__Brief__:
Please find every line of the listing below where "Inventory" occurs and copy it.
========
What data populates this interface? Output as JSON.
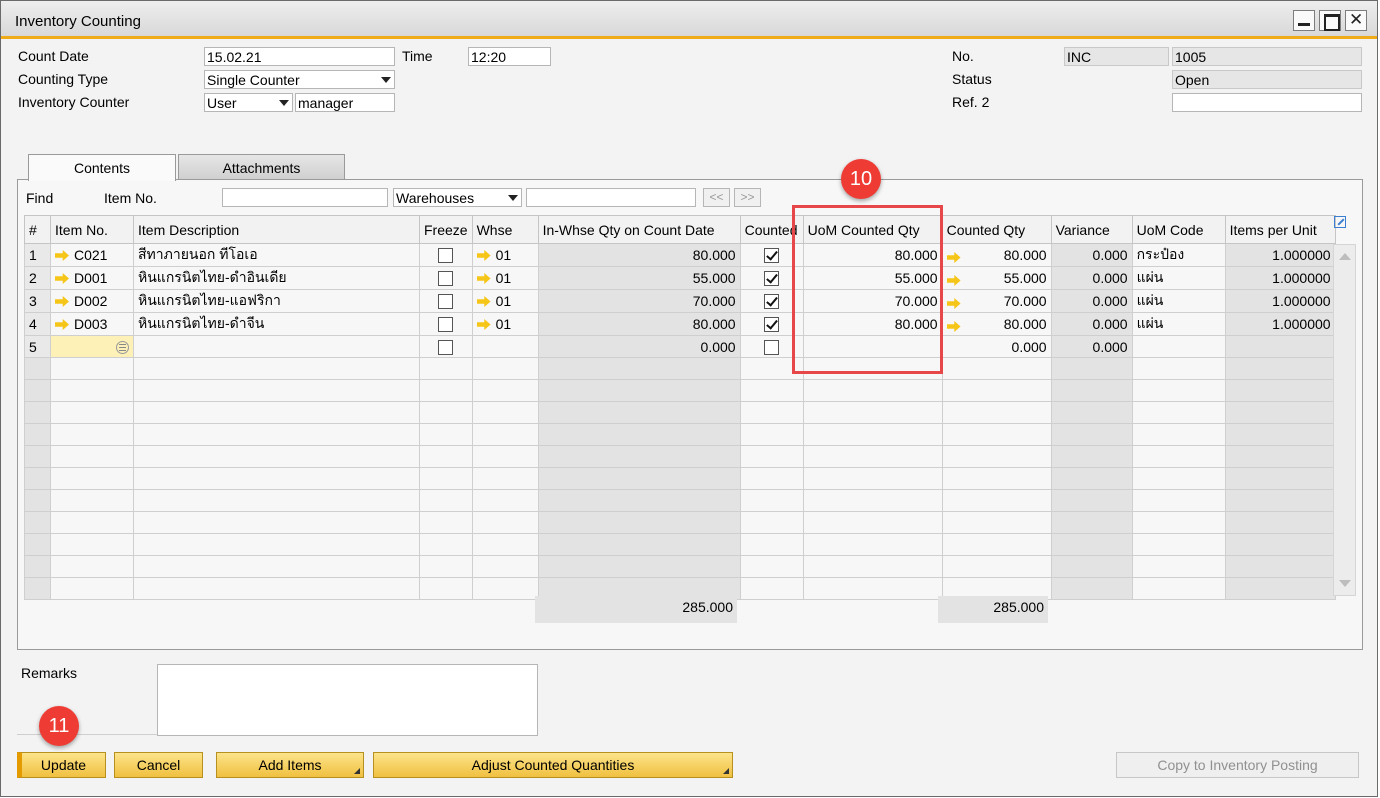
{
  "window": {
    "title": "Inventory Counting"
  },
  "header": {
    "count_date_label": "Count Date",
    "count_date": "15.02.21",
    "time_label": "Time",
    "time": "12:20",
    "counting_type_label": "Counting Type",
    "counting_type": "Single Counter",
    "inventory_counter_label": "Inventory Counter",
    "counter_type": "User",
    "counter_name": "manager",
    "no_label": "No.",
    "series": "INC",
    "number": "1005",
    "status_label": "Status",
    "status": "Open",
    "ref2_label": "Ref. 2",
    "ref2": ""
  },
  "tabs": [
    {
      "label": "Contents"
    },
    {
      "label": "Attachments"
    }
  ],
  "find": {
    "find_label": "Find",
    "item_no_label": "Item No.",
    "item_no_value": "",
    "warehouses": "Warehouses",
    "warehouse_value": "",
    "prev": "<<",
    "next": ">>"
  },
  "grid": {
    "columns": [
      "#",
      "Item No.",
      "Item Description",
      "Freeze",
      "Whse",
      "In-Whse Qty on Count Date",
      "Counted",
      "UoM Counted Qty",
      "Counted Qty",
      "Variance",
      "UoM Code",
      "Items per Unit"
    ],
    "rows": [
      {
        "num": "1",
        "item_no": "C021",
        "desc": "สีทาภายนอก ทีโอเอ",
        "whse": "01",
        "in_whse_qty": "80.000",
        "uom_counted_qty": "80.000",
        "counted_qty": "80.000",
        "variance": "0.000",
        "uom_code": "กระป๋อง",
        "items_per_unit": "1.000000"
      },
      {
        "num": "2",
        "item_no": "D001",
        "desc": "หินแกรนิตไทย-ดำอินเดีย",
        "whse": "01",
        "in_whse_qty": "55.000",
        "uom_counted_qty": "55.000",
        "counted_qty": "55.000",
        "variance": "0.000",
        "uom_code": "แผ่น",
        "items_per_unit": "1.000000"
      },
      {
        "num": "3",
        "item_no": "D002",
        "desc": "หินแกรนิตไทย-แอฟริกา",
        "whse": "01",
        "in_whse_qty": "70.000",
        "uom_counted_qty": "70.000",
        "counted_qty": "70.000",
        "variance": "0.000",
        "uom_code": "แผ่น",
        "items_per_unit": "1.000000"
      },
      {
        "num": "4",
        "item_no": "D003",
        "desc": "หินแกรนิตไทย-ดำจีน",
        "whse": "01",
        "in_whse_qty": "80.000",
        "uom_counted_qty": "80.000",
        "counted_qty": "80.000",
        "variance": "0.000",
        "uom_code": "แผ่น",
        "items_per_unit": "1.000000"
      }
    ],
    "new_row": {
      "num": "5",
      "in_whse_qty": "0.000",
      "counted_qty": "0.000",
      "variance": "0.000"
    },
    "totals": {
      "in_whse_qty": "285.000",
      "counted_qty": "285.000"
    }
  },
  "remarks": {
    "label": "Remarks",
    "value": ""
  },
  "buttons": {
    "update": "Update",
    "cancel": "Cancel",
    "add_items": "Add Items",
    "adjust": "Adjust Counted Quantities",
    "copy": "Copy to Inventory Posting"
  },
  "annotations": {
    "badge_10": "10",
    "badge_11": "11"
  },
  "colors": {
    "accent": "#f0ac18",
    "button": "#f5cf55",
    "highlight": "#e8474a",
    "badge": "#ee3b34"
  }
}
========
__Task result__:
    "title": "Inventory Counting"
    "inventory_counter_label": "Inventory Counter",
    "copy": "Copy to Inventory Posting"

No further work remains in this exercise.